BEGIN RECORD EXTRACTS

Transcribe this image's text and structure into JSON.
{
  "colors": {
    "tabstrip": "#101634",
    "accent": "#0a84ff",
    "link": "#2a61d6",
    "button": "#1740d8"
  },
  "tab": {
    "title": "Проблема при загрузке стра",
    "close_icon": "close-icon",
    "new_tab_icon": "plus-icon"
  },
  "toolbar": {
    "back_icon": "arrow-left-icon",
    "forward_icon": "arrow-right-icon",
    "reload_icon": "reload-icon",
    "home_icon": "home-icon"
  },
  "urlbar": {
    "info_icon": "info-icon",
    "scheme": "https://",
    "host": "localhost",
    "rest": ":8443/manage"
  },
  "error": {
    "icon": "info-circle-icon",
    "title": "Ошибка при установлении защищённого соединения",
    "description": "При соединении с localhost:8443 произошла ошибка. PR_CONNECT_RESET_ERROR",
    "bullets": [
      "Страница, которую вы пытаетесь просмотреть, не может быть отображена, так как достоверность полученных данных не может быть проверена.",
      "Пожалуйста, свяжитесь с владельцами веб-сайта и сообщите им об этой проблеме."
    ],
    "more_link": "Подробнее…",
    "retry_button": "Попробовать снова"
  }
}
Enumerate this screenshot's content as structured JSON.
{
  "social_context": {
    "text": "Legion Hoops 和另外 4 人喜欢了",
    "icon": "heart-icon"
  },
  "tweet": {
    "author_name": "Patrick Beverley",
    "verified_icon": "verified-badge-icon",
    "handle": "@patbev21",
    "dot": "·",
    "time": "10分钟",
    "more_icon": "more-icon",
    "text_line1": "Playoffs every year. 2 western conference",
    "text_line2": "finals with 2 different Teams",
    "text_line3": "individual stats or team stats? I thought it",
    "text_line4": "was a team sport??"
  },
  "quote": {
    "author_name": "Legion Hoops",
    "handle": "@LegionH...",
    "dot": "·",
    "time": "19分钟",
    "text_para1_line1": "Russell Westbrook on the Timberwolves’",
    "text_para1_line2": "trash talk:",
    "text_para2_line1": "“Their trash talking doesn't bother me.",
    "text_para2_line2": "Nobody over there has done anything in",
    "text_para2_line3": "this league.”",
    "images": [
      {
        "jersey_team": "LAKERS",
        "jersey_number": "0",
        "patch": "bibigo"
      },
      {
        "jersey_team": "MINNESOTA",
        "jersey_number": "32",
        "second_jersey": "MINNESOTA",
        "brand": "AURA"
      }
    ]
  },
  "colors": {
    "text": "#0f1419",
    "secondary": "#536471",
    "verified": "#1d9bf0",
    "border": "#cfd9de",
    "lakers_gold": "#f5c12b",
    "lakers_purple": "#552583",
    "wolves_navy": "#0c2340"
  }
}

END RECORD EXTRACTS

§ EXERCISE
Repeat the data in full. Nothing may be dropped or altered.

§ EXPECTED OUTPUT
Transcribe this image's text and structure into JSON.
{
  "colors": {
    "tabstrip": "#101634",
    "accent": "#0a84ff",
    "link": "#2a61d6",
    "button": "#1740d8"
  },
  "tab": {
    "title": "Проблема при загрузке стра",
    "close_icon": "close-icon",
    "new_tab_icon": "plus-icon"
  },
  "toolbar": {
    "back_icon": "arrow-left-icon",
    "forward_icon": "arrow-right-icon",
    "reload_icon": "reload-icon",
    "home_icon": "home-icon"
  },
  "urlbar": {
    "info_icon": "info-icon",
    "scheme": "https://",
    "host": "localhost",
    "rest": ":8443/manage"
  },
  "error": {
    "icon": "info-circle-icon",
    "title": "Ошибка при установлении защищённого соединения",
    "description": "При соединении с localhost:8443 произошла ошибка. PR_CONNECT_RESET_ERROR",
    "bullets": [
      "Страница, которую вы пытаетесь просмотреть, не может быть отображена, так как достоверность полученных данных не может быть проверена.",
      "Пожалуйста, свяжитесь с владельцами веб-сайта и сообщите им об этой проблеме."
    ],
    "more_link": "Подробнее…",
    "retry_button": "Попробовать снова"
  }
}
Enumerate this screenshot's content as structured JSON.
{
  "social_context": {
    "text": "Legion Hoops 和另外 4 人喜欢了",
    "icon": "heart-icon"
  },
  "tweet": {
    "author_name": "Patrick Beverley",
    "verified_icon": "verified-badge-icon",
    "handle": "@patbev21",
    "dot": "·",
    "time": "10分钟",
    "more_icon": "more-icon",
    "text_line1": "Playoffs every year. 2 western conference",
    "text_line2": "finals with 2 different Teams",
    "text_line3": "individual stats or team stats? I thought it",
    "text_line4": "was a team sport??"
  },
  "quote": {
    "author_name": "Legion Hoops",
    "handle": "@LegionH...",
    "dot": "·",
    "time": "19分钟",
    "text_para1_line1": "Russell Westbrook on the Timberwolves’",
    "text_para1_line2": "trash talk:",
    "text_para2_line1": "“Their trash talking doesn't bother me.",
    "text_para2_line2": "Nobody over there has done anything in",
    "text_para2_line3": "this league.”",
    "images": [
      {
        "jersey_team": "LAKERS",
        "jersey_number": "0",
        "patch": "bibigo"
      },
      {
        "jersey_team": "MINNESOTA",
        "jersey_number": "32",
        "second_jersey": "MINNESOTA",
        "brand": "AURA"
      }
    ]
  },
  "colors": {
    "text": "#0f1419",
    "secondary": "#536471",
    "verified": "#1d9bf0",
    "border": "#cfd9de",
    "lakers_gold": "#f5c12b",
    "lakers_purple": "#552583",
    "wolves_navy": "#0c2340"
  }
}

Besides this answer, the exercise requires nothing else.